  • [32] SAS (Statistical Analysis System) Institute, 2004. The SAS system for windows, version 9.0. SAS Institute Inc., Cary, NC., USA.
  • [33] Schulze, J., G. Temple, S. J. Temple, H. Beschow and C. P. Vance, 2006. Nitrogen fixation by white lupin under phosphorus deficiency. Ann. Bot. 98, 731-740.
  • [34] Sinclair, T. R. and V. Vadez, 2002. Physiological traits for crop yield improvement in low N and P environments. Plant and Soil. 245, 1-15.
  • [35] Somasegaran and Hoben, 1985. Methods in legume-Rhizobium technology. University of Hawaii Niftal Project and MIRCEM. Department of Agronomy and Soil Science, University of Hawaii.

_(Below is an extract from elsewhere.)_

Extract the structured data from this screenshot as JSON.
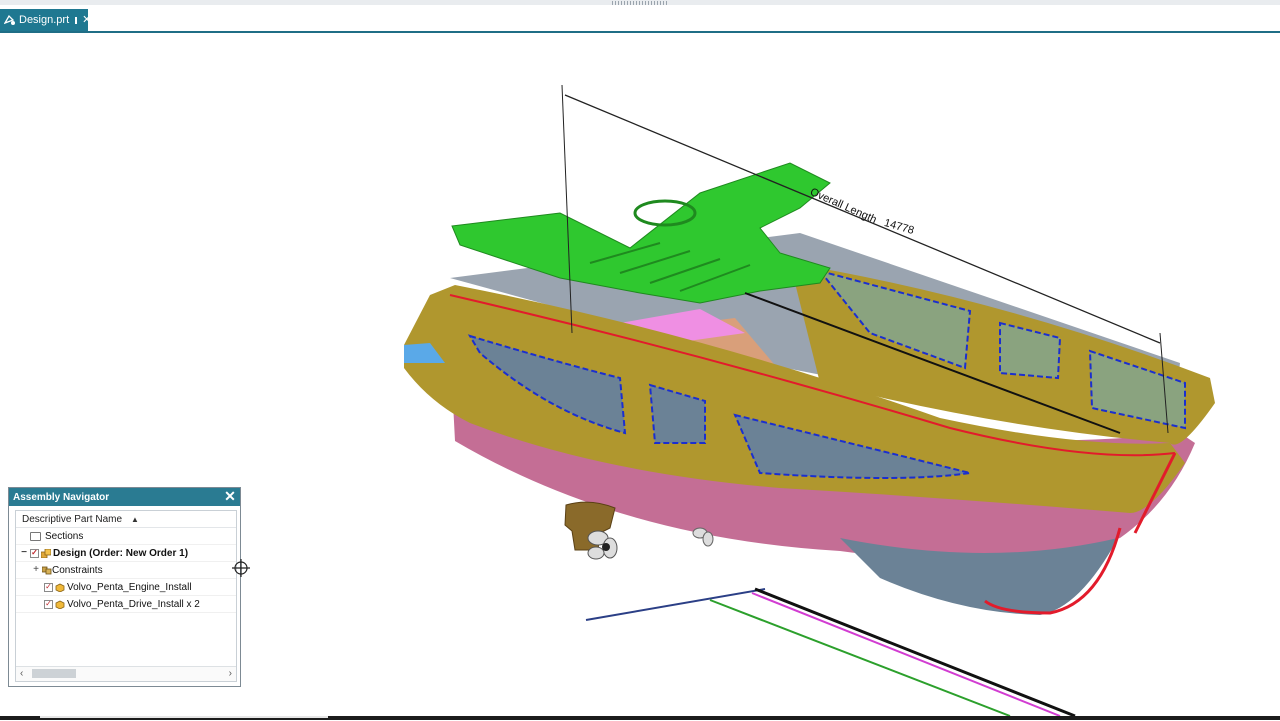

  • [36] Subba Rao, N. S., 1988. Rhizobium inoculants: Biofertilizer in agriculture and forestry, second ed. Oxford and IBH Publishing Co. Pvt Ltd, New Delhi, India. Pp. 16-76.
  • [37] Tahir, M. M., M. K. Abbasi, N. Rahim, A. Khaliq and M. H. Kazmi, 2009. Effects of Rhizobium inoculation and NP fertilization on growth, yield and nodulation of soybean (Glycine max L.) in the sub-humid hilly region of Rawalakot Azad Jammu and Kashmir, Pakistan. Afr. J. Biotech. 8, 6191-6200.

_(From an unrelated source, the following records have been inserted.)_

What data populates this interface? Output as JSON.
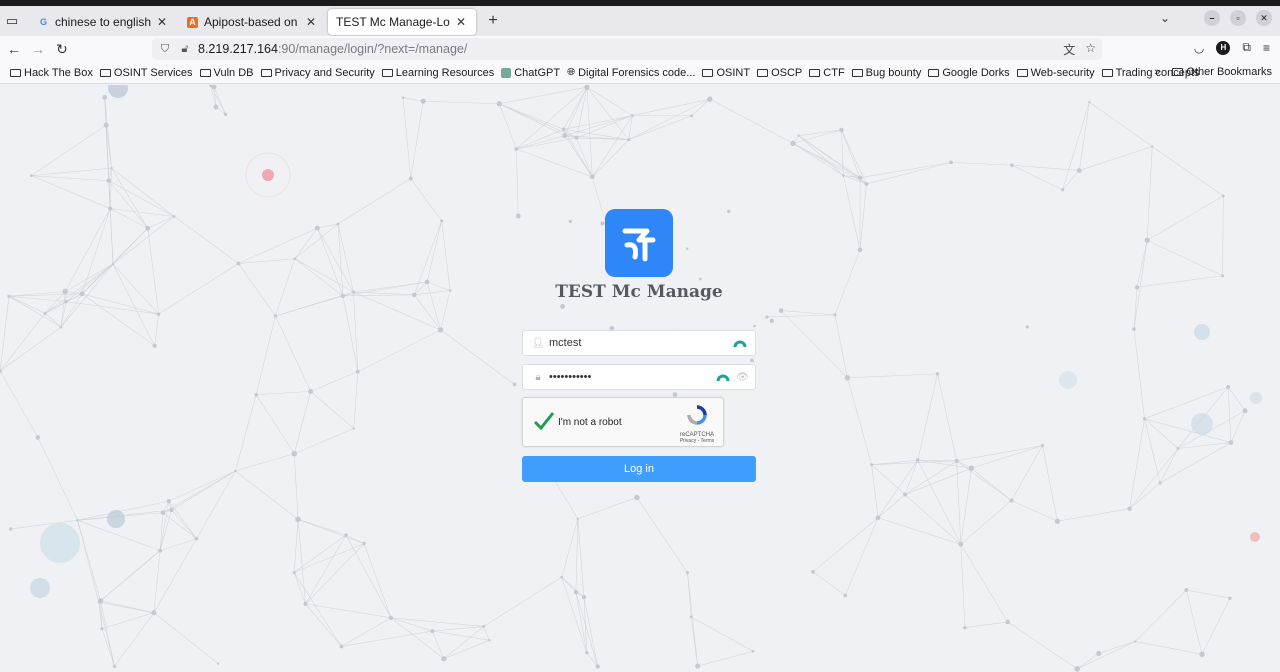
{
  "browser": {
    "tabs": [
      {
        "title": "chinese to english - Goo",
        "favicon": "G",
        "favicon_color": "#4285f4",
        "active": false
      },
      {
        "title": "Apipost-based on collab",
        "favicon": "A",
        "favicon_color": "#f36b21",
        "active": false
      },
      {
        "title": "TEST Mc Manage-Log in",
        "favicon": "",
        "favicon_color": "",
        "active": true
      }
    ],
    "url_host": "8.219.217.164",
    "url_path": ":90/manage/login/?next=/manage/",
    "avatar_letter": "H",
    "bookmarks": [
      {
        "label": "Hack The Box",
        "icon": "folder-icon"
      },
      {
        "label": "OSINT Services",
        "icon": "folder-icon"
      },
      {
        "label": "Vuln DB",
        "icon": "folder-icon"
      },
      {
        "label": "Privacy and Security",
        "icon": "folder-icon"
      },
      {
        "label": "Learning Resources",
        "icon": "folder-icon"
      },
      {
        "label": "ChatGPT",
        "icon": "chatgpt-icon"
      },
      {
        "label": "Digital Forensics code...",
        "icon": "globe-icon"
      },
      {
        "label": "OSINT",
        "icon": "folder-icon"
      },
      {
        "label": "OSCP",
        "icon": "folder-icon"
      },
      {
        "label": "CTF",
        "icon": "folder-icon"
      },
      {
        "label": "Bug bounty",
        "icon": "folder-icon"
      },
      {
        "label": "Google Dorks",
        "icon": "folder-icon"
      },
      {
        "label": "Web-security",
        "icon": "folder-icon"
      },
      {
        "label": "Trading concepts",
        "icon": "folder-icon"
      }
    ],
    "overflow_label": "»",
    "other_bookmarks": "Other Bookmarks"
  },
  "login": {
    "app_title": "TEST Mc Manage",
    "username_value": "mctest",
    "password_value": "•••••••••••",
    "captcha_label": "I'm not a robot",
    "captcha_brand": "reCAPTCHA",
    "captcha_links": "Privacy - Terms",
    "captcha_checked": true,
    "submit_label": "Log in",
    "accent_color": "#409eff",
    "logo_color": "#2f86f6"
  }
}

  • [38] Tomar, S. S., R. Singh and P. S. Singh, 2004. Response of phosphorus, sulphur and Rhizobium inoculation on growth, yield and quality of soybean. Prog. Agric. 4, 72-73.
  • [39] Van Reeuuwijk, L. P., 1992. Procedure for soil analysis, 4th ed, international soil reference and information center (ISRIC), Wageningen, Netherlands.
  • [40] Walkley, A. and C. A. Black, 1934. An examination of different methods for determining soil organic matter and the proposed modification by the chromic acid titration method. Soil Sci. 37, 29-38.
  • [41] Wall, L. G., A. Hellesten, K. Huss-Danell, 2000. Nitrogen, phosphorus and the ratio between them affect nodulation in Alnus incana and Wfolium prattense. Symbiosis 29, 91-105.
  • [42] Yohanes Uloro and Richer, 1999. Phosphorus efficiency of different variety of Phaseolus vulgaris and Sorgum bicolor (L). Moend on an Altisols in Eastern Ethiopia Highlands. Ethio. J. Nat. Res. 1, 187-200.
  • [43] Zuberer, D. A., 1998. Biological di-nitrogen fixation: Introduction and Non-symbiotic. In: Principles and Applications of Soil Microbiology. Prentice Hall, Inc. Simon & Schuster. A Viacom Company, Upper Saddle River, New Jersey, America.
Document Type
Publication order reference
YADDA identifier
JavaScript is turned off in your web browser. Turn it on to take full advantage of this site, then refresh the page.